Kevin Pelton of SuperSonics.com provided a history of microfracture surgery in the NBA (hat tip to Henry Abbott and TrueHoop.com). Pelton’s report listed every player who needed microfracture surgery, as well as how the player did – in terms of individual stats and John Hollinger’s Player Efficiency Rating — the season before and after the procedure. What I wish to do is focus on the players who played substantial minutes both before and after this operation.   And although the season before and after is important, I also want to see what happened to career performance both prior to and after surgery.

Pelton’s list included 23 players.  Given the focus on players who both played substantial minutes before and after this event, I am only going to look at 13 players. These players will be examined from two perspectives.  Again like Pelton, I will examine what the player did his last season before the surgery (and by last season, I mean last season the player played at least 1,000 minutes).  And this performance will be compared to the first season after the surgery (again, except for Pat Garrity – who never played 1,000 minutes again — minimum 1,000 minutes played). Beyond a comparison of season performance, I will also examine career performance both before and after.

As noted, there are 13 players who meet these criteria.  Two of these players – Anfernee Hardaway and Matt Harpring – went under the knife twice.  So our total sample is 15. Table One reports the evaluation of this fairly small sample.

Table One: Performance Before and After Microfracture Surgery

Okay, let’s start with the good news.  Jason Kidd and Amare Stoudemire appear to have fully recovered from this procedure.  Both players actually played better after the surgery.  And although Kerry Kittles declined in the season following his operation, his career performance afterwards (albeit just four seasons), did improve.

Unfortunately, the other ten players all declined.  And five of these ten – Pat Garrity, Anfernee Hardaway, Allan Houston, Eduardo Najera, and Chris Webber – were quite a bit worse.  In fact, it appears that this injury resulted in Hardaway, Najera, and Webber transforming from “great” players into distinctly “below average” performers.

As often stated in this forum, NBA players are quite consistent.  At least, relative to what we see in football and baseball, basketball players are amazingly consistent across time.

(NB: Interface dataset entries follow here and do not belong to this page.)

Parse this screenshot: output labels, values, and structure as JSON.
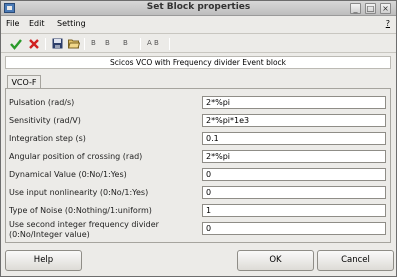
{
  "window": {
    "title": "Set Block properties"
  },
  "menu": {
    "file": "File",
    "edit": "Edit",
    "setting": "Setting",
    "help": "?"
  },
  "toolbar": {
    "label_a": "B",
    "label_b": "B",
    "label_c": "B",
    "label_d": "A B"
  },
  "description": "Scicos VCO with Frequency divider Event block",
  "tab": {
    "label": "VCO-F"
  },
  "fields": [
    {
      "label": "Pulsation (rad/s)",
      "value": "2*%pi"
    },
    {
      "label": "Sensitivity (rad/V)",
      "value": "2*%pi*1e3"
    },
    {
      "label": "Integration step (s)",
      "value": "0.1"
    },
    {
      "label": "Angular position of crossing (rad)",
      "value": "2*%pi"
    },
    {
      "label": "Dynamical Value (0:No/1:Yes)",
      "value": "0"
    },
    {
      "label": "Use input nonlinearity (0:No/1:Yes)",
      "value": "0"
    },
    {
      "label": "Type of Noise (0:Nothing/1:uniform)",
      "value": "1"
    },
    {
      "label": "Use second integer frequency divider",
      "label2": "(0:No/Integer value)",
      "value": "0"
    }
  ],
  "buttons": {
    "help": "Help",
    "ok": "OK",
    "cancel": "Cancel"
  }
}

Injuries, though, appear to be one factor that can adversely impact player productivity.  And this particular injury, despite a name that sounds “small”, appears capable of causing huge declines in performance.

It’s important to note that Pelton provides a complete list, which includes players like Terrell Brandon and Jamal Mashburn who never played substantial minutes after this operation.  So the negative impact of this surgery may be under-stated by my list.

Now does all this mean that Oden and the Blazers are doomed?  No, it’s possible he will recover just like Kidd and Stoudemire.  Of course, it’s also possible that he will not, just like all the other names on the list.  And unfortunately, that latter possibility cannot be considered exactly good news .

– DJ